Data supplied:
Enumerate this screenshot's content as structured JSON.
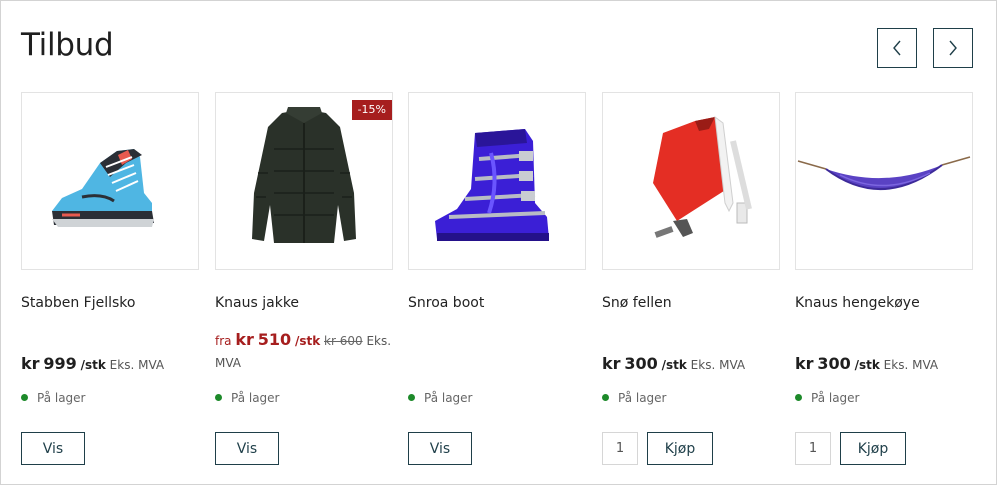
{
  "section": {
    "title": "Tilbud"
  },
  "nav": {
    "prev_icon": "chevron-left-icon",
    "next_icon": "chevron-right-icon"
  },
  "products": [
    {
      "name": "Stabben Fjellsko",
      "currency": "kr",
      "price": "999",
      "unit": "/stk",
      "vat": "Eks. MVA",
      "stock": "På lager",
      "action": "Vis",
      "image": "hiking-boot"
    },
    {
      "name": "Knaus jakke",
      "from": "fra",
      "currency": "kr",
      "price": "510",
      "unit": "/stk",
      "old_price": "kr 600",
      "vat": "Eks. MVA",
      "stock": "På lager",
      "action": "Vis",
      "badge": "-15%",
      "image": "jacket"
    },
    {
      "name": "Snroa boot",
      "stock": "På lager",
      "action": "Vis",
      "image": "ski-boot"
    },
    {
      "name": "Snø fellen",
      "currency": "kr",
      "price": "300",
      "unit": "/stk",
      "vat": "Eks. MVA",
      "stock": "På lager",
      "qty": "1",
      "action": "Kjøp",
      "image": "climbing-skins"
    },
    {
      "name": "Knaus hengekøye",
      "currency": "kr",
      "price": "300",
      "unit": "/stk",
      "vat": "Eks. MVA",
      "stock": "På lager",
      "qty": "1",
      "action": "Kjøp",
      "image": "hammock"
    }
  ],
  "colors": {
    "accent": "#1f3f49",
    "sale": "#a61e1e",
    "in_stock": "#1d8a2a"
  }
}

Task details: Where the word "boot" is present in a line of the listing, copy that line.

Answer below:
      "image": "hiking-boot"
      "name": "Snroa boot",
      "image": "ski-boot"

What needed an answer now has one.